For a taste of the stick, look to London. Come 2020, a central swath of the British capital will form an “ultra low emission zone.” Any vehicle that wants in and doesn’t meet stringent emission standards will face a daily charge. (License plate-reading cameras will ensure all wheeled things are in compliance.) Shanghai has a similar plan in place that applies to commercial vehicles.

Finally, places like California hoping to goose electric sales ahead of a gas ban could look to … California, which is ramping up the charging infrastructure that makes EV ownership feasible. “Money is not the only reason people are not buying electric vehicles today,” says Lutsey. “There’s also the convenience.” San Jose, the humming heart of Silicon Valley, is already the fifth most charged-up city in the world, with 500 charge points per million people. San Francisco has about 450 per million. Good, but not good enough.
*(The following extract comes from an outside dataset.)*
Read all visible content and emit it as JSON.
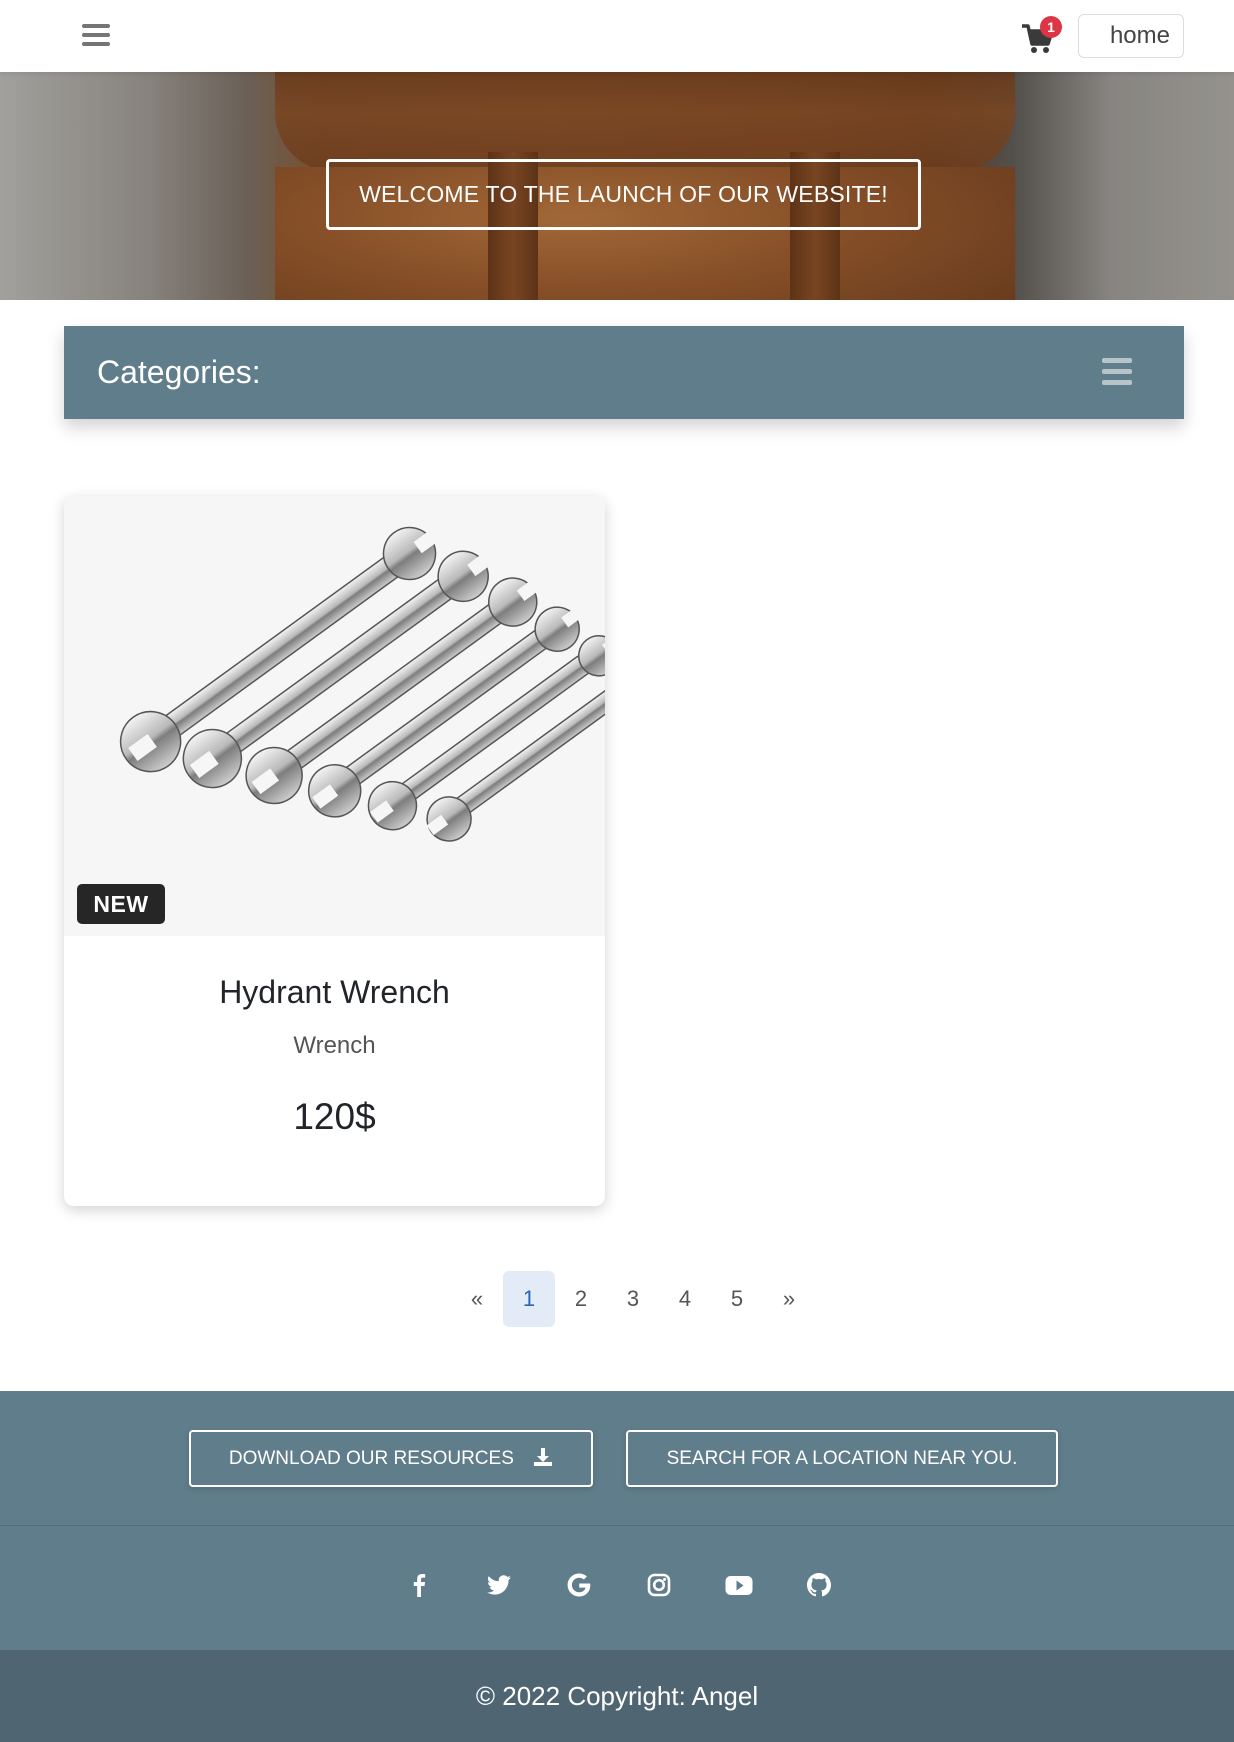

Fortunately, California has a $800 million electric charging windfall coming its way, in the form of a settlement with Volkswagen over its diesel emissions cheating scandal. The money goes straight to the coffers of the California Air Resources Board, which will spread the money out over the next 10 years. Slowly but surely, it should get easier to own an electric vehicle in California. And that makes it easier for California to ban gasoline for good.


Baby steps today are necessary, but they don’t get you out of the long-term work a gas ban requires. China is on the right track. Last week, the world’s largest auto market—where a third of all EVs sold last year found their owners—rolled out a much-anticipated electric vehicle plan. The scheme pushes an aggressive cap-and-trade-like policy that will force foreign and domestic carmakers to up the number of zero- and low-emission vehicles they produce by 2020. (The plan, it should be noted, looks like California’s own ZEV scheme, which forces automakers to build electric models or purchase credits from those doing so.)

These policies are producing results. This week, General Motors announced it would build at least 20 new fully electric vehicle models by 2023, and eventually phase of non-electric vehicles. Volvo is going (mostly) electric. BMW, too. No big automaker can afford to lose access to such lucrative markets.

Way Down the Line

The trickiest part of pulling off this sort of move is doing it without hurting your most vulnerable citizens. In this case, those are the low-income, largely rural folks who rely on the affordability of the internal combustion engine to get them to their jobs, their grocery stores, their community centers. It takes a long time for innovations to trickle down to the country’s poorest households.

“Banning sure could increase the number of electric vehicles on the road, but would sure come at another cost,” says Samaras. “We need to make sure mobility and access at lower income population could be improved.” That means investment in public transportation. A lot of it. Also, consumer education for the folks who know nothing about what driving an electric car entails. Annoyingly, there’s no easy answer for that. “There’s a huge diversity of car buyers,” says Lutsey. “Trying to meet every consumer’s demand is incredibly difficult. You need a car that’s the right brand, the right reputation, the right cost point, the right convenience.”

Maybe that’s why no other American states or government agencies have floated gas car bans. But do not count out California, which has a long history of leading on emissions. As federal legislators tussled over the 1963 Clean Air Act, they wrote in provisions allowing the state to create its own stricter regulations, acknowledging it was already way out ahead on environmental standards. Nine other states have signed onto California’s Zero Emission Vehicle mandate, which means the it controls over a quarter of the American vehicle market. Even if California can’t receive a special waiver from the federal government to ban gas, the state seems to think it can pull it off by manipulating vehicle registration rules or ordering gas vehicles off state highways.

Still, more ideas are needed. Banning fossil fuel gluggers isn’t impossible. But moving them to zero is going to take a lot of strategery. And the game has just begun.